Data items
● ● ● ● ● ● ●
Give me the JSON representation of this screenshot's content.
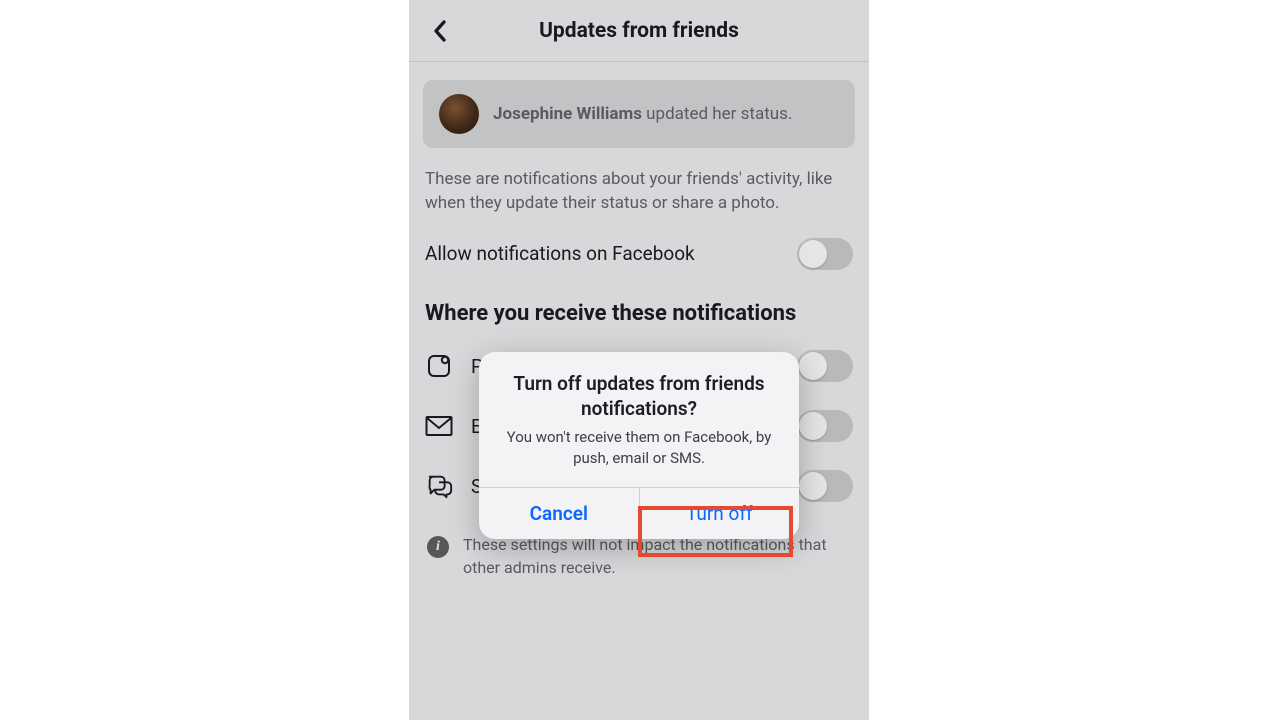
{
  "header": {
    "title": "Updates from friends"
  },
  "example": {
    "name": "Josephine Williams",
    "suffix": " updated her status."
  },
  "description": "These are notifications about your friends' activity, like when they update their status or share a photo.",
  "mainToggle": {
    "label": "Allow notifications on Facebook"
  },
  "sectionHeading": "Where you receive these notifications",
  "channels": [
    {
      "label": "Push"
    },
    {
      "label": "Email"
    },
    {
      "label": "SMS"
    }
  ],
  "infoNote": "These settings will not impact the notifications that other admins receive.",
  "modal": {
    "title": "Turn off updates from friends notifications?",
    "description": "You won't receive them on Facebook, by push, email or SMS.",
    "cancel": "Cancel",
    "confirm": "Turn off"
  }
}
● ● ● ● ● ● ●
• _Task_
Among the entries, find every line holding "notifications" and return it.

• _Solution to this problem_
  "description": "These are notifications about your friends' activity, like when they update their status or share a photo.",
    "label": "Allow notifications on Facebook"
  "sectionHeading": "Where you receive these notifications",
  "infoNote": "These settings will not impact the notifications that other admins receive.",
    "title": "Turn off updates from friends notifications?",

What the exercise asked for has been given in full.